Unfortunately, due to a knee injury sustained in the round-two win against Italy, Keenan will not be able to play in the upcoming match against Wales. Despite this, he has been a consistent presence in his country’s number 15 jersey for the past three years.

Ireland’s coach, Andy Farrell, has selected uncapped Munster prop Oli Jager to be among the replacements. There are seven new players in the starting lineup from the previous game against Italy on 11 February, including captain Peter O’Mahony, prop Tadhg Furlong, and centre Bundee Aki who have recovered from injuries. Additionally, lock Tadhg Beirne, scrum-half Jamison Gibson-Park, and flanker Josh van der Flier have been brought back into the team.

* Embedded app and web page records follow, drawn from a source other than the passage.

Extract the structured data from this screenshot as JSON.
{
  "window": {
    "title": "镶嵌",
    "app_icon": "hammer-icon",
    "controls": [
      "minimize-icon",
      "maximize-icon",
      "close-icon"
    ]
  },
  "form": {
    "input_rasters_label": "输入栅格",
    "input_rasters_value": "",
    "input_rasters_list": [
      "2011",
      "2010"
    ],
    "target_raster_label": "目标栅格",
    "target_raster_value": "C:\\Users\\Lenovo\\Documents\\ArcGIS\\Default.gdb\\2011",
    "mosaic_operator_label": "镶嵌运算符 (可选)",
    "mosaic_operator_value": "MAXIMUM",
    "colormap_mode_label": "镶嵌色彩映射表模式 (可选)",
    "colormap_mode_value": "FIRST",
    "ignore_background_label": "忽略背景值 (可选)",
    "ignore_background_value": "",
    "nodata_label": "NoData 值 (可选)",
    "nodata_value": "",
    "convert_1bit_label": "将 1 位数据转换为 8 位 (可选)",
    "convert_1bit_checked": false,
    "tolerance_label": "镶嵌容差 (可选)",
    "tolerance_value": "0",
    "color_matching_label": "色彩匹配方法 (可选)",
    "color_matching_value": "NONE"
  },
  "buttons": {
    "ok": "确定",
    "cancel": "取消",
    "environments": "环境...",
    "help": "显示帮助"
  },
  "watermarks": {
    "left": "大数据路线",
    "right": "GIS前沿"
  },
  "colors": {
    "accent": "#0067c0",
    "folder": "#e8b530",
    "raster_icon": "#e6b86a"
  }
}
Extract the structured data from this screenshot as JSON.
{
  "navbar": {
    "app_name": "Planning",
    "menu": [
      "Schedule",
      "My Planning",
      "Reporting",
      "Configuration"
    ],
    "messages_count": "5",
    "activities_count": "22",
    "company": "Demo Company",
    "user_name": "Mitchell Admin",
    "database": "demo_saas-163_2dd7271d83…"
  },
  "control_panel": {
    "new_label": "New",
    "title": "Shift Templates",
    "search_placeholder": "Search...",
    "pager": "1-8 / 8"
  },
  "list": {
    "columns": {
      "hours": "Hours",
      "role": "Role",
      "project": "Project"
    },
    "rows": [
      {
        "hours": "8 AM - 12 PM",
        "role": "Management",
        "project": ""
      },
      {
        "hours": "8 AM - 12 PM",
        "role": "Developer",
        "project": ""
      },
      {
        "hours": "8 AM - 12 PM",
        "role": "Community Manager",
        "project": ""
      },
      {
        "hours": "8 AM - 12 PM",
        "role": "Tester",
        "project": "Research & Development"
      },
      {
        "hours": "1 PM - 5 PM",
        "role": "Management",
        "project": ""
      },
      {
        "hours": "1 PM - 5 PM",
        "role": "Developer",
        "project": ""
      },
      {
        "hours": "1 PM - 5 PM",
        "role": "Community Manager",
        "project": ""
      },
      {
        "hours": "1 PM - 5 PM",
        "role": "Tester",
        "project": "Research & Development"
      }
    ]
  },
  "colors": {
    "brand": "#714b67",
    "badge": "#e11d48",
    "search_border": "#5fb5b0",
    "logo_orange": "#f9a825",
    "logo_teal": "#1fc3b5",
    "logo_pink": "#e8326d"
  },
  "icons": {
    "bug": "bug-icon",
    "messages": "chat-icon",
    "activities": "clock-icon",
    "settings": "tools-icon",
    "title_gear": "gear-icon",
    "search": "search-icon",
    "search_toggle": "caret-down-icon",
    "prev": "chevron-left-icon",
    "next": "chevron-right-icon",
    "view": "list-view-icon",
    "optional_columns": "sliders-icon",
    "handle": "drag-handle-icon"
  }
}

James Ryan, Ryan Baird, Jack Conan, and Stuart McCloskey have been replaced by a bench consisting of six forwards and two backs. Finlay Bealham and Craig Casey have been excluded from the matchday 23 after starting in the Italy game. Iain Henderson, who injured his foot while playing for Ulster, is not playing, and Garry Ringrose is still absent due to a shoulder problem.

Source: theguardian.com